I can only compare this contraction to the surprising sense of release I felt during the unequaled moment of my death. Yes, I instantly understood that the wretch wanted to kill me when he unexpectedly struck me with a stone and cracked my skull, but I didn’t believe he’d follow through. I suddenly realized I was a hopeful man, something I hadn’t been aware of while living my life in the shadows between workshop and household. I clung passionately to life with my nails, my fingers and my teeth, which I sank into his skin. I won’t bore you with the painful details of the subsequent blows I received.
When in the course of this agony I knew I would die, an incredible feeling of relief filled me.I felt this relief during the moment of departure;
my arrival to this side was soothing, like the dream of seeing oneself asleep.The snow- and mud-covered shoes of my murderer were the last things I noticed. I closed my eyes as if I were going to sleep, and I gently passed over.
My present complaint isn’t that my teeth have fallen like nuts into my bloody mouth, or even that my face has been maimed beyond recognition,
My troubled soul is anguished that my family and intimates, who, yes, think of me often, imagine me engaged in trivial dealings somewhere in Istanbul, or even chasing after another woman.
Enough! Find my body without delay, pray for me and have me buried.

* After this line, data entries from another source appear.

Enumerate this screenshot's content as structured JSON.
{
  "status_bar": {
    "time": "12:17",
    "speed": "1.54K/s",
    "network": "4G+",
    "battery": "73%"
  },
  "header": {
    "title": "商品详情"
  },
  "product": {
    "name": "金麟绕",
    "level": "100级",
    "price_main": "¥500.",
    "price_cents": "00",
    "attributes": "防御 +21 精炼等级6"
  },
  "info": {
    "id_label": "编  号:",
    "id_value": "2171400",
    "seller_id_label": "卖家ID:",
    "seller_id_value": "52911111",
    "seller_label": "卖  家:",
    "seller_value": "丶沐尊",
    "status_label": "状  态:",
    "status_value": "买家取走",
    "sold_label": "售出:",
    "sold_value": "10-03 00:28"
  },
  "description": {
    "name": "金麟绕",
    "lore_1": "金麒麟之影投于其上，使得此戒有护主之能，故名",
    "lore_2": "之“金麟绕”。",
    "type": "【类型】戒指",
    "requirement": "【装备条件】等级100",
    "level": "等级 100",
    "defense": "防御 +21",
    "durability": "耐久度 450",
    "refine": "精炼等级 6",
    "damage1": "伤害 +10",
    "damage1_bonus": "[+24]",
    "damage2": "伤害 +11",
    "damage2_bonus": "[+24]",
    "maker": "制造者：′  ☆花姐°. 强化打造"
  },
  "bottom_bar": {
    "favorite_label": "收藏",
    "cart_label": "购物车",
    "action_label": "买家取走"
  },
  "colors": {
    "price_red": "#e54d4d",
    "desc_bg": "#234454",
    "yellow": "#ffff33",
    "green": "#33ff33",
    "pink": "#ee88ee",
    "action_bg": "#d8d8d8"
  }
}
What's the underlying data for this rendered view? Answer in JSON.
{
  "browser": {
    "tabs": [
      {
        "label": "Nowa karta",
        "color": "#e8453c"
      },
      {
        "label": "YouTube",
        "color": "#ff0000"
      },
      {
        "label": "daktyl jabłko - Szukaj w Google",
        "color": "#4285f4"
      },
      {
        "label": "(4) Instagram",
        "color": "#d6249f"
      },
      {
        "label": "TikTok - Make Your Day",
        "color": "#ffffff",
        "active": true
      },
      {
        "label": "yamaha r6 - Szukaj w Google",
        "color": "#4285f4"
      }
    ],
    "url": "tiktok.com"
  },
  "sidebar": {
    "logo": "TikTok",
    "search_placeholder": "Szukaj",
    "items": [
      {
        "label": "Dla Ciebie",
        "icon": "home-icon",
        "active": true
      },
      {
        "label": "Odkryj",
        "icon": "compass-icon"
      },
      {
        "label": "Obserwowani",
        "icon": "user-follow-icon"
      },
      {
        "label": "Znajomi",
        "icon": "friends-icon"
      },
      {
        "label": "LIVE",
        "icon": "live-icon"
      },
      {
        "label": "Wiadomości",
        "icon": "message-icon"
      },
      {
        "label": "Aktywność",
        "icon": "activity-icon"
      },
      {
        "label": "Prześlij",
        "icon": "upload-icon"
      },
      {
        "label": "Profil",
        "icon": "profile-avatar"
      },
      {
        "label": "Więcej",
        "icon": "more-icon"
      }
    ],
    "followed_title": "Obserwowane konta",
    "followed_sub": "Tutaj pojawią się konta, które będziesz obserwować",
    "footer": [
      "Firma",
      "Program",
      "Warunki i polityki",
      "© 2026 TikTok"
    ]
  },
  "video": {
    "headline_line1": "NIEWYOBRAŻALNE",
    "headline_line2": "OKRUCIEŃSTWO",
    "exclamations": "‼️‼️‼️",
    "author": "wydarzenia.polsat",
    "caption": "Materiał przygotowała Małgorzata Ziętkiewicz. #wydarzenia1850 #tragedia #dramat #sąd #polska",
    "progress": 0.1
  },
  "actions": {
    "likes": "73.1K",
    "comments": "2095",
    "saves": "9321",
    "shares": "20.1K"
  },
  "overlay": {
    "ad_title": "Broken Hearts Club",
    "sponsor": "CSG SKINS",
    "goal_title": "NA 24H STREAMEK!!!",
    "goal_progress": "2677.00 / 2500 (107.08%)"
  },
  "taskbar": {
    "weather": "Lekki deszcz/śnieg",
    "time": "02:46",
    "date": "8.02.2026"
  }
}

Above all, find my murderer! For even if you bury me in the most magnificent of tombs, so long as that wretch remains free, I’ll writhe restlessly in my grave, waiting and infecting you all with faithlessness.
Find that son-of-a-whore murderer and I’ll tell you in detail just what I see in the Afterlife—but know this, after he’s caught, he must be tortured by slowly splintering eight or ten of his bones, preferably his ribs, with a vise before piercing his scalp with skewers made especially for the task by torturers and plucking out his disgusting, oily hair, strand by strand, so he shrieks each time.
Who is this murderer who vexes me so? Why has he killed me in such a surprising way? Be curious and mindful of these matters.
You say the world is full of base and worthless criminals? Perhaps this one did it, perhaps that one? In that case let me caution you: My death conceals an appalling conspiracy against our religion, our traditions and the way we see the world. Open your eyes, discover why the enemies of the life in which you believe, of the life you’re living, and of Islam, have destroyed me.
Learn why one day they might do the same to you.
One by one, everything predicted by the great preacher Nusret Hoja of Erzurum, to whom I’ve tearfully listened, is coming to pass.
Let me say also that if the situation into which we’ve fallen were described in a book, even the most expert of miniaturists could never hope to illustrate it.
As with the Koran—God forbid I’m misunderstood—the staggering power of such a book arises from the impossibility of its being depicted. I doubt you’ve fully comprehended this fact. Listen
Listen to me. When I was an apprentice, I too feared and thus ignored underlying truths and voices from beyond.I’d joke about such matters. But I’ve ended up in the depths of this deplorable well! It could happen to you, be wary.
Now, I’ve nothing left to do but hope for my thorough decay, so they can find me by tracing my stench. I’ve nothing to do but hope—and imagine the torture that some benevolent man will inflict upon that beastly murderer once he’s been caught.
After an absence of twelve years I entered Istanbul like a sleepwalker. “The earth called to him,” they say of men who are about to die, and in my case, it was death that drew me back to the city where I’d been born and raised.
When I first returned, I thought there was only death; later, I would also encounter love. Love, however, was a distant and forgotten thing, like my memories of having lived in the city.
It was in Istanbul, twelve years ago, that I fell helplessly in love with my young cousin.
Four years after I first left Istanbul, while traveling through the endless steppes, snow-covered mountains and melancholy cities of Persia, carrying letters and collecting taxes, I admitted to myself that I was slowly forgetting the face of the childhood love I’d left behind.
With growing panic, I tried desperately to remember her, only to realize that despite love, a face long not seen finally fades. During the sixth year I spent in the East, traveling or working as a secretary in the service of pashas, I knew that the face I imagined was no longer that of my beloved.
Later, in the eighth year, I forgot what I’d mistakenly called to mind in the sixth, and again visualized a completely different countenance.
In this way, by the twelfth year, when I returned to my city at the age of thirty-six, I was painfully aware that my beloved’s face had long since escaped me.
Many of my friends and relatives had died during my twelve-year exile.
I visited the cemetery overlooking the Golden Horn and prayed for my mother and for the uncles who’d passed away in my absence.
The earthy smell of mud mingled with my memories.
Someone had broken an earthenware pitcher beside my mother’s grave.
For whatever reason, gazing at the broken pieces, I began to cry.
Was I crying for the dead or because I was, strangely, still only at the beginning of my life after all these years?
Or was it because I’d come to the end of my life’s journey? A faint snow fell. Entranced by the flakes blowing here and there, I became so lost in the vagaries of my life that I didn’t notice the black dog staring at me from a dark corner of the cemetery.